During development it is critical that specific gene expression patterns are established to signal and differentiate the cells appropriately.
- Describe the role genes play in development and ensuring proper spatial positioning
- Organogenesis results in the formation of the various organs in the body; however it will only occur if specific sets of genes are expressed to determine ultimate cell type.
- The ability of specific cells to migrate to the the edge of the ectoderm is highly regulated by specific gene expression and allows for differentiation into epidermal cells; in contrast, the cells which remain in the center will develop into the neural plate.
- The expression of specific sets of genes will also regulate the reorganization of the mesoderm into distinct groups of cells, called somites, which develop into the ribs, lungs, spine muscle and notochord.
- gastrulation: the stage of embryo development at which a gastrula is formed from the blastula by the inward migration of cells
- organogenesis: the formation and development of the organs of an organism from embryonic cells
- somite: one of the paired masses of mesoderm distributed along the sides of the neural tube that will eventually become dermis, skeletal muscle, or vertebrae
Genes provide positional information
Gastrulation leads to the formation of the three germ layers that give rise, during further development, to the different organs in the animal body.
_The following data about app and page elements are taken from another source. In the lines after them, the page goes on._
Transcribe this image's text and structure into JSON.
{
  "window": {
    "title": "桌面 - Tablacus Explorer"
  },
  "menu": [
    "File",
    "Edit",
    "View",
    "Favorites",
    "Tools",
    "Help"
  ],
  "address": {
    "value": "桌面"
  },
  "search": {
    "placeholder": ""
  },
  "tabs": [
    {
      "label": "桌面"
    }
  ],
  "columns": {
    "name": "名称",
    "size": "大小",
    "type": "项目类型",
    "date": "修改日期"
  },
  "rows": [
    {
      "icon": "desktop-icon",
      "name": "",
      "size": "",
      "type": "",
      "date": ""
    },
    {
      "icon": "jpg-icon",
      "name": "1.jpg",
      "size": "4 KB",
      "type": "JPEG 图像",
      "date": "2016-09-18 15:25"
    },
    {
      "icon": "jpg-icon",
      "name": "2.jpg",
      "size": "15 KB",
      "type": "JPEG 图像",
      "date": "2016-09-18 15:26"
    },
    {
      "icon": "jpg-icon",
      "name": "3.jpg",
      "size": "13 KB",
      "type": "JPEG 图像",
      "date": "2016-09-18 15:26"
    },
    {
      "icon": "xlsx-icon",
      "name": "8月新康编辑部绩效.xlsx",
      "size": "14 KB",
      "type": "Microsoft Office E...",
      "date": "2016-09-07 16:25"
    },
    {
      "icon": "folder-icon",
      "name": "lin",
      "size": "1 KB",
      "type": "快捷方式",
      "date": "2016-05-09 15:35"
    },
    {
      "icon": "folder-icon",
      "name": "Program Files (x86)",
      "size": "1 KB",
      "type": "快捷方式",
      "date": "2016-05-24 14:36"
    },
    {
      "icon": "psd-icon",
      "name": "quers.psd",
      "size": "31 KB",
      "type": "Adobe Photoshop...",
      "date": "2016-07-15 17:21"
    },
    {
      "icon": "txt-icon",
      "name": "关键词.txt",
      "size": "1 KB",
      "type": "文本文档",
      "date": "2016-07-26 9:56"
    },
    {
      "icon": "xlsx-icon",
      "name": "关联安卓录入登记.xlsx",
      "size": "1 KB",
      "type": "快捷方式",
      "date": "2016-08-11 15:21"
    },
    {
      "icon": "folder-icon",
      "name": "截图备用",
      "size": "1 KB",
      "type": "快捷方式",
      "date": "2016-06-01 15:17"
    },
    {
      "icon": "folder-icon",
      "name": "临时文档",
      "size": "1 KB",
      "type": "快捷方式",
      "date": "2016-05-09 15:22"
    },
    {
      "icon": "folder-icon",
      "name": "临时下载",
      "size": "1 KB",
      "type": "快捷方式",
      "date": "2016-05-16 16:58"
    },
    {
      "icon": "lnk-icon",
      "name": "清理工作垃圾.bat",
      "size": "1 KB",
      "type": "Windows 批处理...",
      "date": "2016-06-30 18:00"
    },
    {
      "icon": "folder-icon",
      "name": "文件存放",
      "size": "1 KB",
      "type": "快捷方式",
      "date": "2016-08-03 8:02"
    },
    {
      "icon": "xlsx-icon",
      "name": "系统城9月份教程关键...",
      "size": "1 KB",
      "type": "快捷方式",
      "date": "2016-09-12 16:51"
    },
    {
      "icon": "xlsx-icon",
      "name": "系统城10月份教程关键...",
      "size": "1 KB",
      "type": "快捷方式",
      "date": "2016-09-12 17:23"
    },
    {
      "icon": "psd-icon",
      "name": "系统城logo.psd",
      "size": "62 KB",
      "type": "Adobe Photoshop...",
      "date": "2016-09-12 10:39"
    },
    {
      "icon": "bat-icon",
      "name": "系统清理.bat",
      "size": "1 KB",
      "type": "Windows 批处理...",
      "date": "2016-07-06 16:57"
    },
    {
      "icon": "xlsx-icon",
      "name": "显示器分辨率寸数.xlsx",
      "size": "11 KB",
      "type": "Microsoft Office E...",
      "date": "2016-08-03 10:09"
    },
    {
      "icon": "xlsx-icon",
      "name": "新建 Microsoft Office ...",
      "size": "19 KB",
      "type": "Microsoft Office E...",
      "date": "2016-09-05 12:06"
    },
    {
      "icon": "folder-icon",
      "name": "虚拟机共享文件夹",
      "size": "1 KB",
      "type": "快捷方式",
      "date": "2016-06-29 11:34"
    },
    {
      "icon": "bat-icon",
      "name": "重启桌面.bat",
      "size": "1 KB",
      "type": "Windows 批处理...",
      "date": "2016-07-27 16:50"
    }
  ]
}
This process, known as organogenesis, is characterized by rapid and precise movements of the cells within the embryo.
Organs form from the germ layers through the process of differentiation. During differentiation, the embryonic stem cells express specific sets of genes which will determine their ultimate cell type. For example, some cells in the ectoderm (the outer tissue layer of the embryo) will express the genes specific to skin cells. As a result, these cells will differentiate into epidermal cells. The process of differentiation is regulated by cellular signaling cascades. Scientists study organogenesis extensively in the lab in fruit flies (Drosophila) and the nematode Caenorhabditis elegans. Drosophila have segments along their bodies, and the patterning associated with the segment formation has allowed scientists to study which genes play important roles in organogenesis along the length of the embryo at different time points. The nematode C.elegans has roughly 1000 somatic cells and scientists have studied the fate of each of these cells during their development in the nematode life cycle. There is little variation in patterns of cell lineage between individuals, unlike in mammals where cell development from the embryo is dependent on cellular cues.
In vertebrates, one of the primary steps during organogenesis is the formation of the neural system. The ectoderm forms epithelial cells and tissues, as well as neuronal tissues. During the formation of the neural system, special signaling molecules called growth factors signal some cells at the edge of the ectoderm to become epidermis cells. The remaining cells in the center form the neural plate. If the signaling by growth factors were disrupted, then the entire ectoderm would differentiate into neural tissue. The neural plate undergoes a series of cell movements where it rolls up and forms a tube called the neural tube. In further development, the neural tube will give rise to the brain and the spinal cord. The mesoderm that lies on either side of the vertebrate neural tube will develop into the various connective tissues of the animal body. A spatial pattern of gene expression reorganizes the mesoderm into groups of cells called somites with spaces between them. The somites will further develop into the ribs, lungs, and segmental (spine) muscle. The mesoderm also forms a structure called the notochord, which is rod-shaped and forms the central axis of the animal body.